The Cohen-Rosen House, an 18-unit assisted living center at the Charles E. Smith Life Communities campus in Rockville, has recently received design awards and recognition for its innovative design that caters to memory care.
The residence, which is the sixth and most recent building at Charles E. Smith, was specifically designed for residents suffering from dementia or other memory care issues caused by Alzheimer’s.
Of the six honors it received, five were related to design innovation and one was related to environmentally-friendly features.
The Design for Aging Review, The International Association of Homes and Services for the Aging, The Assisted Living Federation of America, The National Association of Home Builders and Environments for Aging magazine all honored Cohen-Rosen for its innovation in design.
“At Cohen-Rosen House, the quality and connectivity of spaces, unique design of individual resident rooms with large memory boxes, generous use of artwork and homelike feel all contribute to an enhanced quality of life for its residents,” according to the 2013 Showcase issue of Environments for Aging.
“It’s a small, intimate residence,” says Marilyn Feldman, director of public relations for the Smith Communities. “The building is very homelike. It’s got a beautiful two-story living room with natural light and a fireplace; it really looks like a great room in someone’s gracious home.”
The residence also includes a dining room where residents can make snacks with their families, a secure outdoor garden, a four seasons room that simulates an outdoor environment and a tech center with special programs for those with memory issues.
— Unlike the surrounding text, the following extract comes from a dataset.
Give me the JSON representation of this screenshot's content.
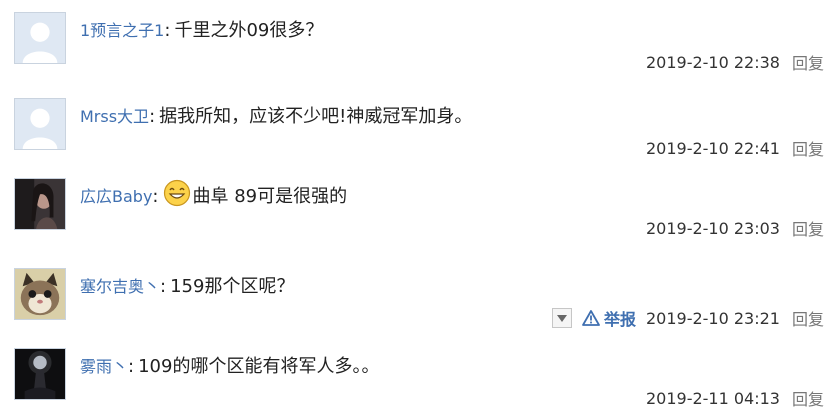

The residence also has areas for massage therapy and calming living rooms and lounges.
In addition to the design recognition, the U.S. Green Building Council named the Cohen-Rosen House the first Assisted Living LEED (Leadership in Energy and Environmental Design)-Silver Certified NC (New Construction) project in Maryland for its environmentally friendly qualities.
“They [U.S. Green Building Council] look at a lot of criteria,” says Beth DeLucenay, the vice president of planning and business development at the Smith Communities. Using a points system, the council determines how much energy and water is saved.
The recent LEED project found the residence had a 20 percent reduction in water use, a 28 percent savings in energy cost and that 97 percent of spaces are lit by natural daylight. DeLucenay noted some of the ways the residence promotes going green is its use of no-drip faucets, green roofs that promote site water runoff and the abundance of natural light in a majority of the rooms.
“Our ability to provide the highest quality of life for the elders we serve is significantly enhanced by the environmental standards set at Cohen-Rosen House,” writes Warren R. Slavin, the Smith Communities’ president and CEO. “Not only are we providing an environmentally sound environment for today’s residents but for future generations as well.”
The design team comprised of general contractor Whiting-Turner, THW Design and THW Interiors made the Cohen-Rosen House a reality. The residence, which opened in January, was named after the parents of Richard and Judy Cohen, who made a generous gift to help fund the design and construction. Numerous other philanthropists also helped fund the residence.